Israel, having suffered the killing and kidnapping of civilians earlier this month, is planning an invasion of Gaza to eliminate Hamas, the militant group behind the attacks. This will put many ordinary Palestinians, already struggling under Hamas rule, in a deadly situation. The foreign minister of Iran, which backs Hamas, has warned that “no one can guarantee control over the situation and prevent the conflict from spreading” if Israel proceeds. Many fear that Hezbollah, also backed by Iran, might attack Israel from the north. The U.S. has sent warships to the region as a deterrent.
As tensions mount, an interview with Jared Kushner released Wednesday by podcaster Lex Fridman has drawn attention. Kushner is the son-in-law of former President Donald Trump, who made him a senior advisor and put him in charge of Middle East policy.
While the interview lasts several hours and covers many areas—including a controversial $2 billion investment that the Saudi government made in Kushner’s private equity fund after he left his White House role—part of it focuses on the potential of the Middle East should it ever achieve peace and stability.
“The thing that’s held the region back for all these years has just been the conflict and the division,” Kushner said.
There were glimmers of hope last month, when Israel and Saudi Arabia seemed to be at the cusp of a breakthrough peace agreement, raising hopes for a lasting peace between Israelis and Palestinians.
“One of Iran’s worst nightmares is to have Israel and Saudi interlink together,” said Kushner. “It would be a game changer for the region.”
With violence in the Gaza Strip now likely to escalate, the normalization talks appear to be off the table.
Kushner believes—not surprisingly—that the reelection of Trump would help get things back on track in the region. He said the Trump admin was able to “project strength” and “stop through crushing sanctions” financial resources that Iran, which “seeks instability,” was sending to “terror groups.”
“I do think that the job he did as a foreign policy president was tremendous,” he said. “Under President Biden, this is the second war that’s broken out in the world, and when you have weak leadership, the world becomes a less safe place.

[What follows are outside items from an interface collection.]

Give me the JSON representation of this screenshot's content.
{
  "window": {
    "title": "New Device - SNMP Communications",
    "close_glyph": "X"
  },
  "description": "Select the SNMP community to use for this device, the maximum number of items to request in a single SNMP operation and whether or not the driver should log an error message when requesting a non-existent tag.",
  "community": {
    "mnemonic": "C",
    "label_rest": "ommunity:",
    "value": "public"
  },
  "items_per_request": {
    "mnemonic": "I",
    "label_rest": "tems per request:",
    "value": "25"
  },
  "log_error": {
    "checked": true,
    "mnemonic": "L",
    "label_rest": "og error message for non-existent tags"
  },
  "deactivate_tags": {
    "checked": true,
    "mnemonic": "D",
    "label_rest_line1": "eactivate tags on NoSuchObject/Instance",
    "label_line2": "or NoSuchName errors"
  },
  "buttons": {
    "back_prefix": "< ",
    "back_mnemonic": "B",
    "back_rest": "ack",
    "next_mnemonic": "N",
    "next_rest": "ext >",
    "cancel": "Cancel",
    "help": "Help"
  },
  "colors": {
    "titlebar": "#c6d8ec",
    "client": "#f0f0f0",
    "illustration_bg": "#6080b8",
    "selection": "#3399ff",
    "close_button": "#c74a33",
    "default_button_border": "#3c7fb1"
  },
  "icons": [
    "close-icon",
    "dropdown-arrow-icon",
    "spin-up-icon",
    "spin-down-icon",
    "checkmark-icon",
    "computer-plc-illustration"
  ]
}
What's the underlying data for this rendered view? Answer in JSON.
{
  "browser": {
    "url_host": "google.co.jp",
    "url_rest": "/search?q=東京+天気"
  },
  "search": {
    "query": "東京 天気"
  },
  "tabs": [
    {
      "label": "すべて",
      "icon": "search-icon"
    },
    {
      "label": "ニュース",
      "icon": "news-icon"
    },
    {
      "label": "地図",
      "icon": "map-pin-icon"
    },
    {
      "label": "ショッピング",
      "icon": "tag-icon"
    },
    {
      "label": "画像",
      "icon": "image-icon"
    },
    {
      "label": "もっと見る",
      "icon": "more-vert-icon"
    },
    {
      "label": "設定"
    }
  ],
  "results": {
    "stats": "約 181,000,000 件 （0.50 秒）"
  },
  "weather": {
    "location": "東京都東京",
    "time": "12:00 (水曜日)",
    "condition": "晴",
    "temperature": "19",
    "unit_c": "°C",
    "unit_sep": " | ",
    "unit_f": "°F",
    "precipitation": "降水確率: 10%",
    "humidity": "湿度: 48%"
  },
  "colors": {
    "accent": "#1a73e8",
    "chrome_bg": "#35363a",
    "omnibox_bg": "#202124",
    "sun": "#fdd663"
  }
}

My hope and prayers are that President Trump is reelected and that he’s able to then restore calm and peace and prosperity to the world.”
In the Middle East, he said, “you have young leadership now in Saudi Arabia and UAE and Qatar, and there’s a much more ambitious agenda now for the region to make it an economic superpower and hub of the world.”
He described Israel as “one of the most burgeoning and exciting tech economies in the world, and if you think about it, it’s almost like having a Silicon Valley not connected to California.”
He added, “I do think that the region has tremendous potential, it’s just been held back by bad policy, bad leadership, bad objectives.”